Whenever a line in the entries below contains the string "required", copy that line.

Entries from a dataset of interfaces:
==================================================
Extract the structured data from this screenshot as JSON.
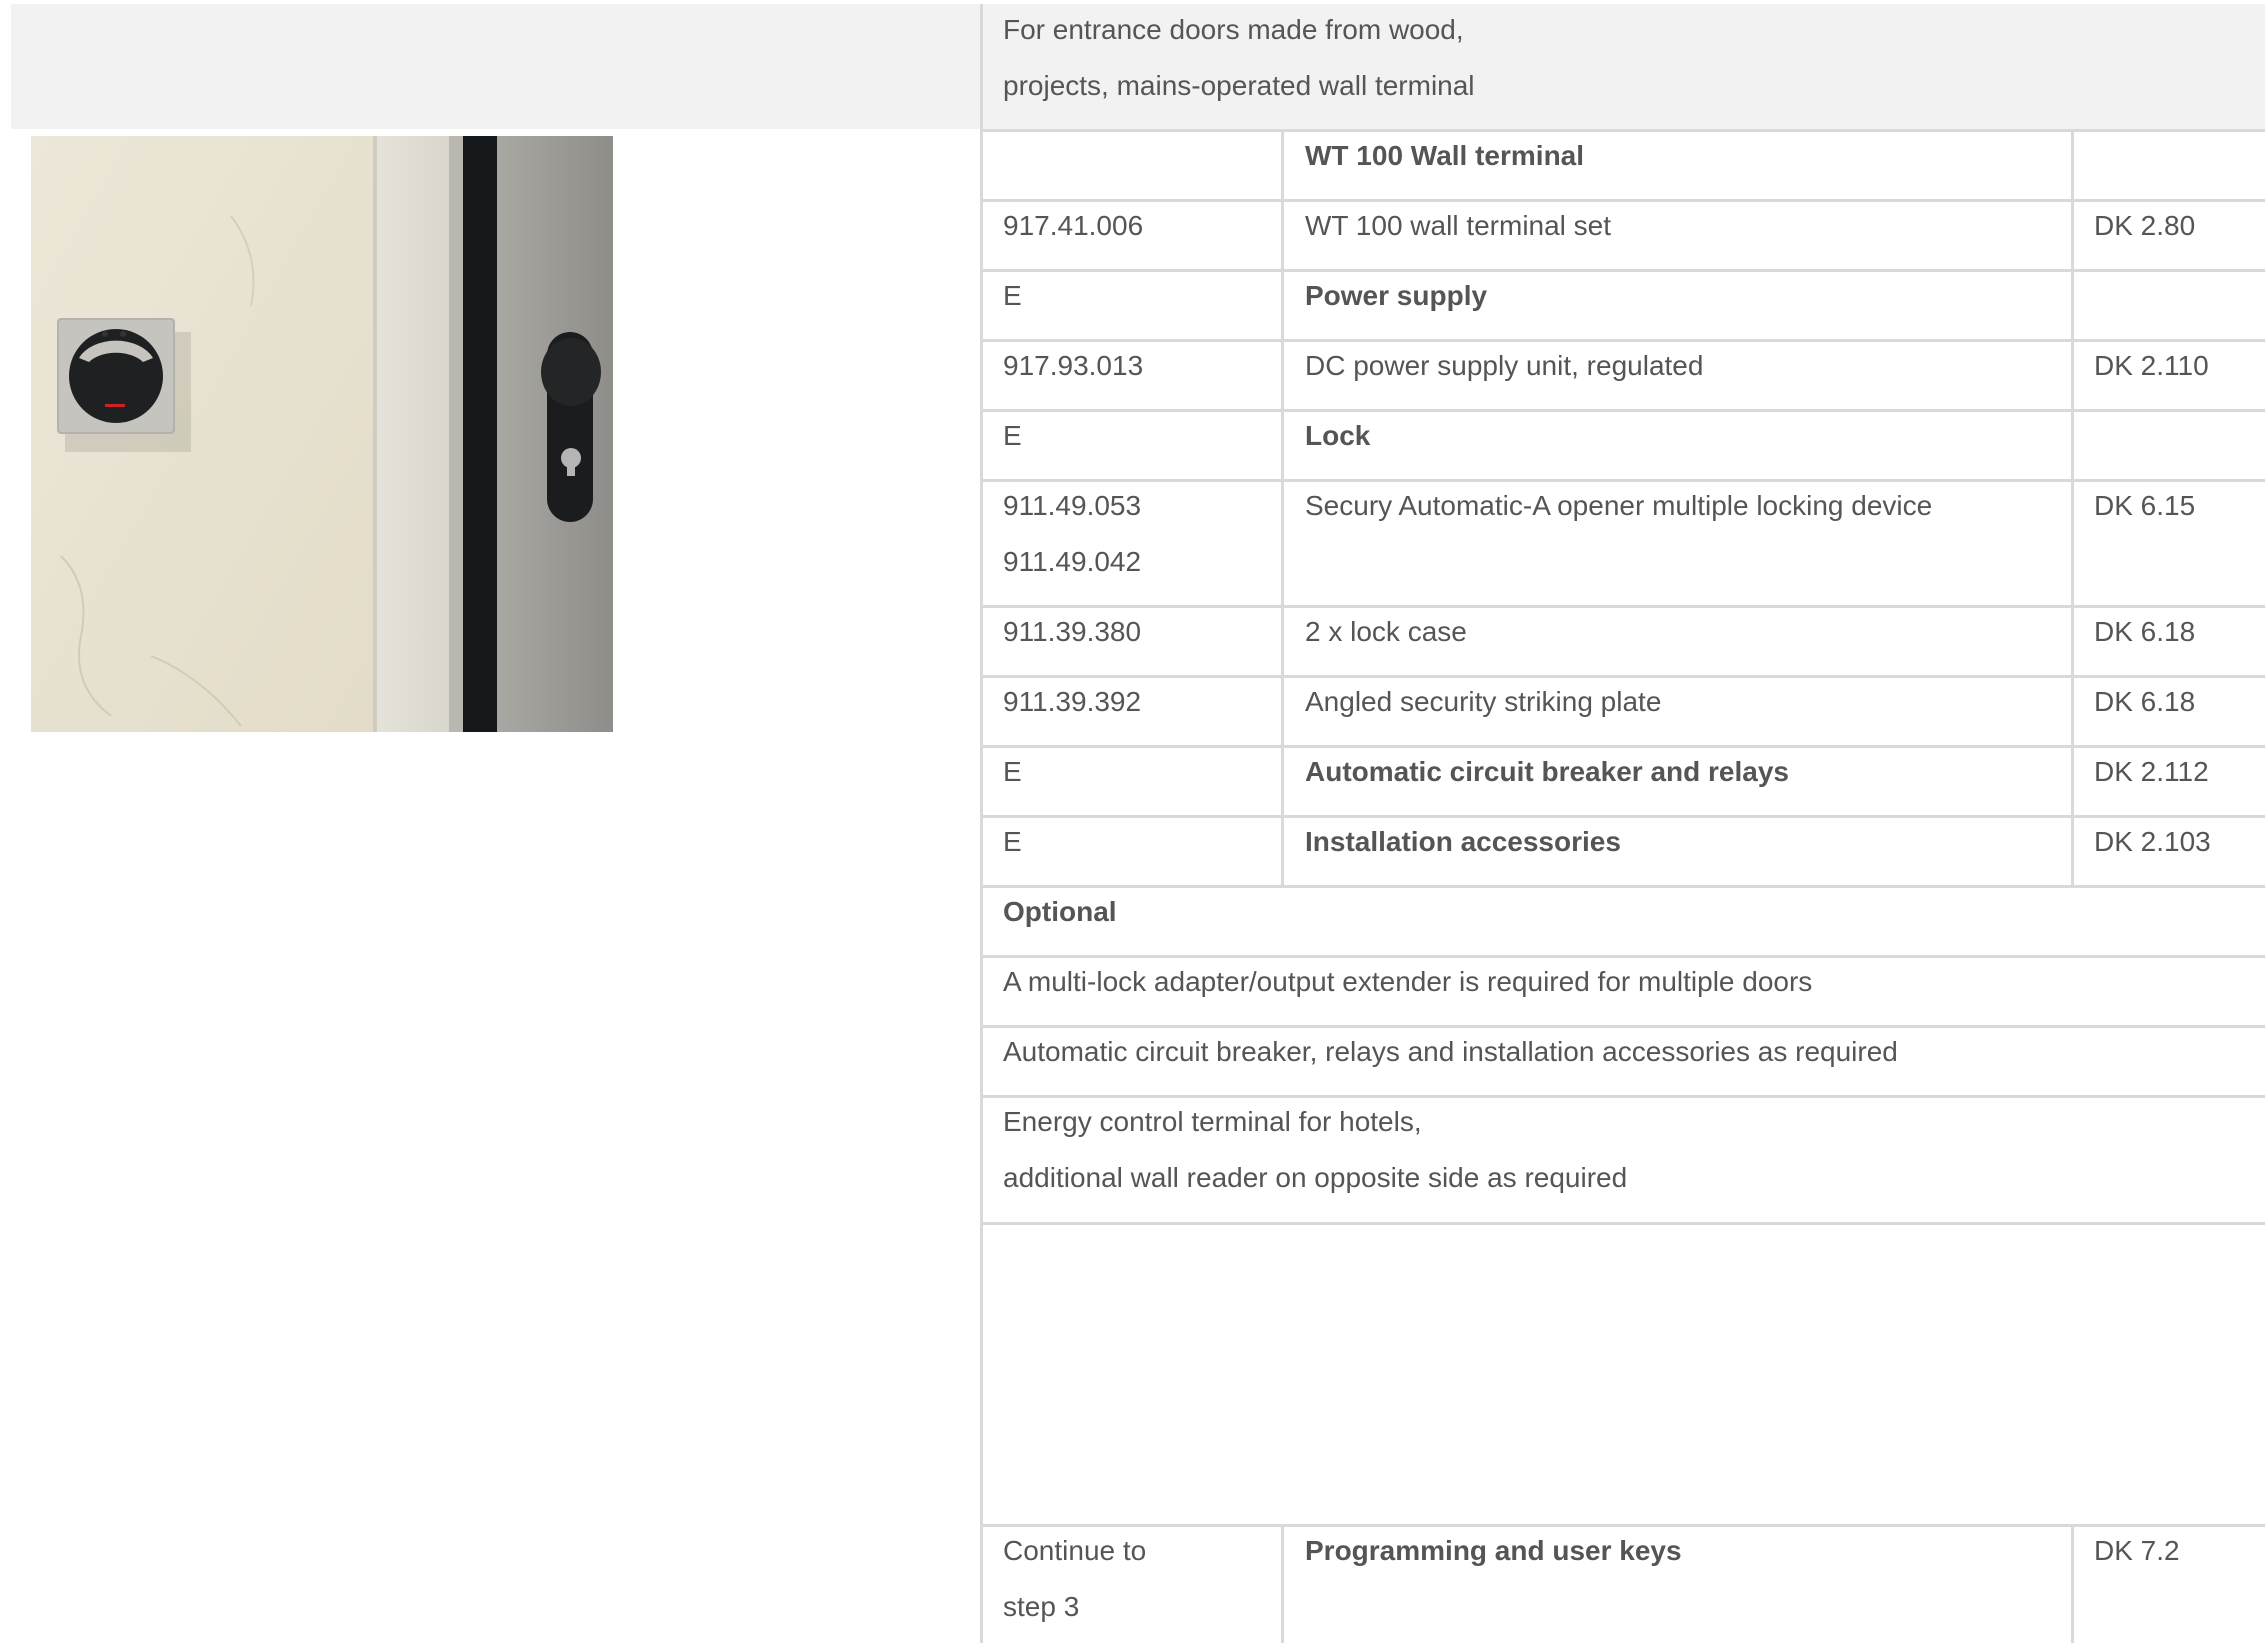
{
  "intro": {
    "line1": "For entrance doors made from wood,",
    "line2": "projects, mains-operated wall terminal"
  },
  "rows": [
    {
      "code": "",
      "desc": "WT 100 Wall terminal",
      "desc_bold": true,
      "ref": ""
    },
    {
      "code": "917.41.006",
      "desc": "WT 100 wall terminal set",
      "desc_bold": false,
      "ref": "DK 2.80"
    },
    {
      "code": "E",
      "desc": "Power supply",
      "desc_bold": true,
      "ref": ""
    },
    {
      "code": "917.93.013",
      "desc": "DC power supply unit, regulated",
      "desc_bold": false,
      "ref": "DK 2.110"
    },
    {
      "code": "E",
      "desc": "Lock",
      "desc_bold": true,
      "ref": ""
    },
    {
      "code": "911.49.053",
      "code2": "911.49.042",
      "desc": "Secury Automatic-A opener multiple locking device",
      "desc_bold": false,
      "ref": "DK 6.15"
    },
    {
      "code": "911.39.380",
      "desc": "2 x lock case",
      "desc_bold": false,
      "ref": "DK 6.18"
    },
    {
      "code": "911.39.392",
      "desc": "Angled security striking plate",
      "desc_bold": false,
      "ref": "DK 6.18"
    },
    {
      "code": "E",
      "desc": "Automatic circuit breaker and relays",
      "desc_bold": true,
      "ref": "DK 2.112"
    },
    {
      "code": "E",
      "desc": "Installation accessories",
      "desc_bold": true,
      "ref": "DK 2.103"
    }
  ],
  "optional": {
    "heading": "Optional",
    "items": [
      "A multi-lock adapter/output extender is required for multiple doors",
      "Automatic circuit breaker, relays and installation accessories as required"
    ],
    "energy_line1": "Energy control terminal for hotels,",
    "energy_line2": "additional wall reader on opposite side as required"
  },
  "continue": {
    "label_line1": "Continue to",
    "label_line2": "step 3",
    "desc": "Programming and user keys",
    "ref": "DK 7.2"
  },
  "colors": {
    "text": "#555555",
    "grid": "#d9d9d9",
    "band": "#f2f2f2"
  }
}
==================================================
Task result:
      "A multi-lock adapter/output extender is required for multiple doors",
      "Automatic circuit breaker, relays and installation accessories as required"
    "energy_line2": "additional wall reader on opposite side as required"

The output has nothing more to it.